**WHAT THE TASK REQUIRES:**
Scan the data below for lines holding the word "name", and copy each line found.
*** Opening EXTRACTED RECORDS ***
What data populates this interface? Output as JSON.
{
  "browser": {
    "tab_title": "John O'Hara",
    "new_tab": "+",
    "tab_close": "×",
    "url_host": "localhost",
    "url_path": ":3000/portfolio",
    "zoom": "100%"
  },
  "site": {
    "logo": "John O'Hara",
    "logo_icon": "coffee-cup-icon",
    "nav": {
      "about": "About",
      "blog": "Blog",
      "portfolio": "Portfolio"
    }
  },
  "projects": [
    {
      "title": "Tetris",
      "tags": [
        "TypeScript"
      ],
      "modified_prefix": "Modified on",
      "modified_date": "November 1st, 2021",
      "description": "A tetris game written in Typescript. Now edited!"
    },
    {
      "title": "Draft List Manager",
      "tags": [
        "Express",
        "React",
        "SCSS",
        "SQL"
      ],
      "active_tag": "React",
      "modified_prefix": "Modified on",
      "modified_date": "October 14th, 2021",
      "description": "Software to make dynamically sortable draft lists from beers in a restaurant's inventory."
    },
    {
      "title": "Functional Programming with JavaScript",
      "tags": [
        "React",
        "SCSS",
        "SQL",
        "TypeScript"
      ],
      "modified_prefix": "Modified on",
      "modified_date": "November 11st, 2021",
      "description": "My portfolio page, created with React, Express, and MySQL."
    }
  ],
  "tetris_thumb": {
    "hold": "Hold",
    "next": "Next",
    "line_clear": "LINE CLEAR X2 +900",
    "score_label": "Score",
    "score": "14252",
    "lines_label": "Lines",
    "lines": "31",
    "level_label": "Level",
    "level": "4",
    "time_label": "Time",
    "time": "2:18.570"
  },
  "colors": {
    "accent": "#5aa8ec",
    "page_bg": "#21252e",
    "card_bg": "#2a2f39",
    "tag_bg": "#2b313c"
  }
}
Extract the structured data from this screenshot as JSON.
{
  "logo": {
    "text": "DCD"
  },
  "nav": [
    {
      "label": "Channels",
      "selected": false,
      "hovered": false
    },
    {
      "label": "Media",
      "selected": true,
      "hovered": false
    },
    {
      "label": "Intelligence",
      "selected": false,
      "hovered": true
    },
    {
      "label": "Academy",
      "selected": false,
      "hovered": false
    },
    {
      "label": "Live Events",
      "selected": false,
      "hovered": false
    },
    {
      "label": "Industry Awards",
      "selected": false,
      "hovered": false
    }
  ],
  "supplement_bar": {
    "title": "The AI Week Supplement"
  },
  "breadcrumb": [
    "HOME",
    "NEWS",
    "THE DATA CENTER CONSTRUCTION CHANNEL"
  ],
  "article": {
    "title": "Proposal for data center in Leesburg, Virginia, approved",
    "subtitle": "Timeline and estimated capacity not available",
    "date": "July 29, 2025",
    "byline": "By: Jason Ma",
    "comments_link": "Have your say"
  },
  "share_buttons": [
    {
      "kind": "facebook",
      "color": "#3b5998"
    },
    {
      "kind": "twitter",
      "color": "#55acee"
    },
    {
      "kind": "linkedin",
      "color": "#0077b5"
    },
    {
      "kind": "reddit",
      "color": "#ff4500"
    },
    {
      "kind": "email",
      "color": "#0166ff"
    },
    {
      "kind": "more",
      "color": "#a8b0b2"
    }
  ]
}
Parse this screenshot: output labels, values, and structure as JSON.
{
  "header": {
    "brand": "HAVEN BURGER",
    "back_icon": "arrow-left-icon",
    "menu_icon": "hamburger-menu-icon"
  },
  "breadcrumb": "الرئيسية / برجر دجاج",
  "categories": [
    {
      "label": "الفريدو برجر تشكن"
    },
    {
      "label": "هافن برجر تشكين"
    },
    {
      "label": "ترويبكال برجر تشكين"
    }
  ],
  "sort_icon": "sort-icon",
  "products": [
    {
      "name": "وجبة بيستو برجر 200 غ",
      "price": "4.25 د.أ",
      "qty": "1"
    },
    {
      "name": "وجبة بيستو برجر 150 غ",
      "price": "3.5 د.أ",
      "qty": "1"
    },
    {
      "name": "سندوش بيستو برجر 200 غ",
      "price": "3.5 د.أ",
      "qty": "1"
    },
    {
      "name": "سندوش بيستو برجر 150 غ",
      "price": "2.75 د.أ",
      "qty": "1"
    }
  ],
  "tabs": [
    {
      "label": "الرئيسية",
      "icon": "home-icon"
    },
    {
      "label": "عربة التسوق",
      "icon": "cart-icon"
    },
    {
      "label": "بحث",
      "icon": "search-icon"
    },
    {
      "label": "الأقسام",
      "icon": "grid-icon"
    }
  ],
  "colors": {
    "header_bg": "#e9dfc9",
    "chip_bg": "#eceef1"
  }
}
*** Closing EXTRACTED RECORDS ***
**EXERCISE ANSWER:**
      "name": "وجبة بيستو برجر 200 غ",
      "name": "وجبة بيستو برجر 150 غ",
      "name": "سندوش بيستو برجر 200 غ",
      "name": "سندوش بيستو برجر 150 غ",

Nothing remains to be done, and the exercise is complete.